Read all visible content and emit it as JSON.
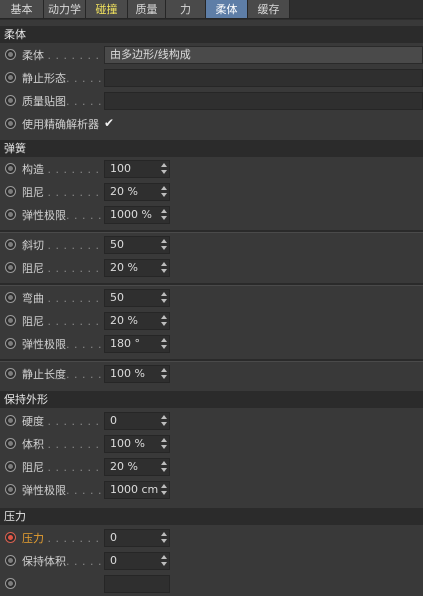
{
  "tabs": [
    {
      "label": "基本",
      "state": "normal"
    },
    {
      "label": "动力学",
      "state": "normal"
    },
    {
      "label": "碰撞",
      "state": "highlight"
    },
    {
      "label": "质量",
      "state": "normal"
    },
    {
      "label": "力",
      "state": "normal"
    },
    {
      "label": "柔体",
      "state": "active"
    },
    {
      "label": "缓存",
      "state": "normal"
    }
  ],
  "softbody": {
    "title": "柔体",
    "softbody_label": "柔体",
    "softbody_value": "由多边形/线构成",
    "rest_shape_label": "静止形态",
    "mass_map_label": "质量贴图",
    "exact_solver_label": "使用精确解析器",
    "exact_solver_check": "✔"
  },
  "springs": {
    "title": "弹簧",
    "structure_label": "构造",
    "structure_value": "100",
    "damping1_label": "阻尼",
    "damping1_value": "20 %",
    "elastic1_label": "弹性极限",
    "elastic1_value": "1000 %",
    "shear_label": "斜切",
    "shear_value": "50",
    "damping2_label": "阻尼",
    "damping2_value": "20 %",
    "flexion_label": "弯曲",
    "flexion_value": "50",
    "damping3_label": "阻尼",
    "damping3_value": "20 %",
    "elastic3_label": "弹性极限",
    "elastic3_value": "180 °",
    "rest_length_label": "静止长度",
    "rest_length_value": "100 %"
  },
  "shape": {
    "title": "保持外形",
    "stiffness_label": "硬度",
    "stiffness_value": "0",
    "volume_label": "体积",
    "volume_value": "100 %",
    "damping_label": "阻尼",
    "damping_value": "20 %",
    "elastic_label": "弹性极限",
    "elastic_value": "1000 cm"
  },
  "pressure": {
    "title": "压力",
    "pressure_label": "压力",
    "pressure_value": "0",
    "keep_volume_label": "保持体积",
    "keep_volume_value": "0"
  },
  "colors": {
    "active_tab": "#5e7ea7",
    "highlight_tab_text": "#f2e35e",
    "animated_param": "#e8a030"
  }
}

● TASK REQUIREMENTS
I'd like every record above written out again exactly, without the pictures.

● WRITTEN ANSWER
Read all visible content and emit it as JSON.
{
  "tabs": [
    {
      "label": "基本",
      "state": "normal"
    },
    {
      "label": "动力学",
      "state": "normal"
    },
    {
      "label": "碰撞",
      "state": "highlight"
    },
    {
      "label": "质量",
      "state": "normal"
    },
    {
      "label": "力",
      "state": "normal"
    },
    {
      "label": "柔体",
      "state": "active"
    },
    {
      "label": "缓存",
      "state": "normal"
    }
  ],
  "softbody": {
    "title": "柔体",
    "softbody_label": "柔体",
    "softbody_value": "由多边形/线构成",
    "rest_shape_label": "静止形态",
    "mass_map_label": "质量贴图",
    "exact_solver_label": "使用精确解析器",
    "exact_solver_check": "✔"
  },
  "springs": {
    "title": "弹簧",
    "structure_label": "构造",
    "structure_value": "100",
    "damping1_label": "阻尼",
    "damping1_value": "20 %",
    "elastic1_label": "弹性极限",
    "elastic1_value": "1000 %",
    "shear_label": "斜切",
    "shear_value": "50",
    "damping2_label": "阻尼",
    "damping2_value": "20 %",
    "flexion_label": "弯曲",
    "flexion_value": "50",
    "damping3_label": "阻尼",
    "damping3_value": "20 %",
    "elastic3_label": "弹性极限",
    "elastic3_value": "180 °",
    "rest_length_label": "静止长度",
    "rest_length_value": "100 %"
  },
  "shape": {
    "title": "保持外形",
    "stiffness_label": "硬度",
    "stiffness_value": "0",
    "volume_label": "体积",
    "volume_value": "100 %",
    "damping_label": "阻尼",
    "damping_value": "20 %",
    "elastic_label": "弹性极限",
    "elastic_value": "1000 cm"
  },
  "pressure": {
    "title": "压力",
    "pressure_label": "压力",
    "pressure_value": "0",
    "keep_volume_label": "保持体积",
    "keep_volume_value": "0"
  },
  "colors": {
    "active_tab": "#5e7ea7",
    "highlight_tab_text": "#f2e35e",
    "animated_param": "#e8a030"
  }
}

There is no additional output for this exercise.